Volume 43 | Number 1 | Fall 2012

Predicting Future Weather Patterns

Fall 2012 Issue

Bruce Finney

Idaho State University research scientist Bruce Finney's ultimate goal is to help create accurate weather maps of the past for the American West that can be used to better predict future weather patterns.

It is a complicated endeavor, as the results of his recent research suggests, and a work in progress that is becoming more sophisticated as Finney examines the ancient sediment layers in lakes in the Pacific Northwest.

Finney, an ISU biological sciences and geosciences professor, participated in a study "1,500 year quantitative reconstruction of winter precipitation in the Pacific Northwest" that was recently published in the Proceedings of the National Academy of Sciences. That study has received wide publicity and attention because of its surprising results found by Finney and his colleagues at the University of Pittsburgh, Penn State and Ohio State. The researchers compared the data from the analysis of tree rings to that from lake sediments to see how they related. It turns out some periods of weather in the past were misidentified as being in drought.

"Water is a big deal in the West so we've been trying to get a longer-term perspective on how often and long droughts come and why they occur by analyzing lake sediments," Finney said. "This paper focuses on the last 1,500 years. The lakes tell us more about what happened in the winter time, the trees tell us more about the summer."

Generally, in the short term the tree rings and sediment samples matched up, but in the long term they showed differences, showing that dry summers sometimes paired up with wet winters, or vice versa. This has caused scientists to reinterpret past weather patterns: some periods that were identified as drought based on tree ring data are now classified differently because lake sediment data showed wetter than average winters during the same period.

Drought is a common feature in the West's weather history, with several in the last 1,500 years lasting decades, according to Finney.

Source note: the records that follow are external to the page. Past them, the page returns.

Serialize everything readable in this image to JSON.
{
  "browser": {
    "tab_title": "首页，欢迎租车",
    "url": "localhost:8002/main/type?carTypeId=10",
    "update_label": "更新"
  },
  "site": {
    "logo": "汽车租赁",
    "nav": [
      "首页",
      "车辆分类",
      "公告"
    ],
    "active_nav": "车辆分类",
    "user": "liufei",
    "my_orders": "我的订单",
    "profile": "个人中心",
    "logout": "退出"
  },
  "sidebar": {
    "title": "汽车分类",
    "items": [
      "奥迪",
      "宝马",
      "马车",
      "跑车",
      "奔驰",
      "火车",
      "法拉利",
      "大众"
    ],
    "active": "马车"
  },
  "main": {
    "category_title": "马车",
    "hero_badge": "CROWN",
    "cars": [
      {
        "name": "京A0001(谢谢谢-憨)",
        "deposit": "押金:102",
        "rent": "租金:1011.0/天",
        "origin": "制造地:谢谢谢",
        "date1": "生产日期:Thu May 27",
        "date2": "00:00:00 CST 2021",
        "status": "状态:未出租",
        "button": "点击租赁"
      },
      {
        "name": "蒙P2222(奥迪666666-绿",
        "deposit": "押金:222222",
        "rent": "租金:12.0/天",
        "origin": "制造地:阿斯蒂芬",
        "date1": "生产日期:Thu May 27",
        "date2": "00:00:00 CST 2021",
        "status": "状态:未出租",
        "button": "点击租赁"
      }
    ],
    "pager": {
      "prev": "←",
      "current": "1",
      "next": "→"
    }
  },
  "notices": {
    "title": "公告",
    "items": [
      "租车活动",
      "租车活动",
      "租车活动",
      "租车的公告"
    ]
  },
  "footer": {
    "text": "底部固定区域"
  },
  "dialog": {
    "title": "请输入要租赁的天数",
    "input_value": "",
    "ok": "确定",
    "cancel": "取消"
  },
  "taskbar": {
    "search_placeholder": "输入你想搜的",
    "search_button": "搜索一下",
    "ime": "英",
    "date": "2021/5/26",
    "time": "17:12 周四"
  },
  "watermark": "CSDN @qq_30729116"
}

One of those periods of generally dry conditions in this region began about 500 years ago during the "Little Ice Age" ending about 1850.

"The climate has been all over the place in recent years," Finney said, "with wet years followed by dry years, but we're dryer than normal over the last dozen or so years."

The important part of this research is what it contributes to the big picture of the West's climate.

"We will now be able to compare these results to what we are determining happened in Idaho, Alaska and other places affected by weather patterns originating from the North Pacific Ocean over the same period," Finney said. "We're basically trying to put together maps to see what controlled wet and dry periods in the past to help know where the climate system is going in the future."

For his part in the study, Finney examined lake sediment core samples collected from Castor Lake, which is in northwestern Washington, with funding from the National Science Foundation, and is currently involved in similar studies in Idaho, Alaska and other regions surrounding the North Pacific Ocean.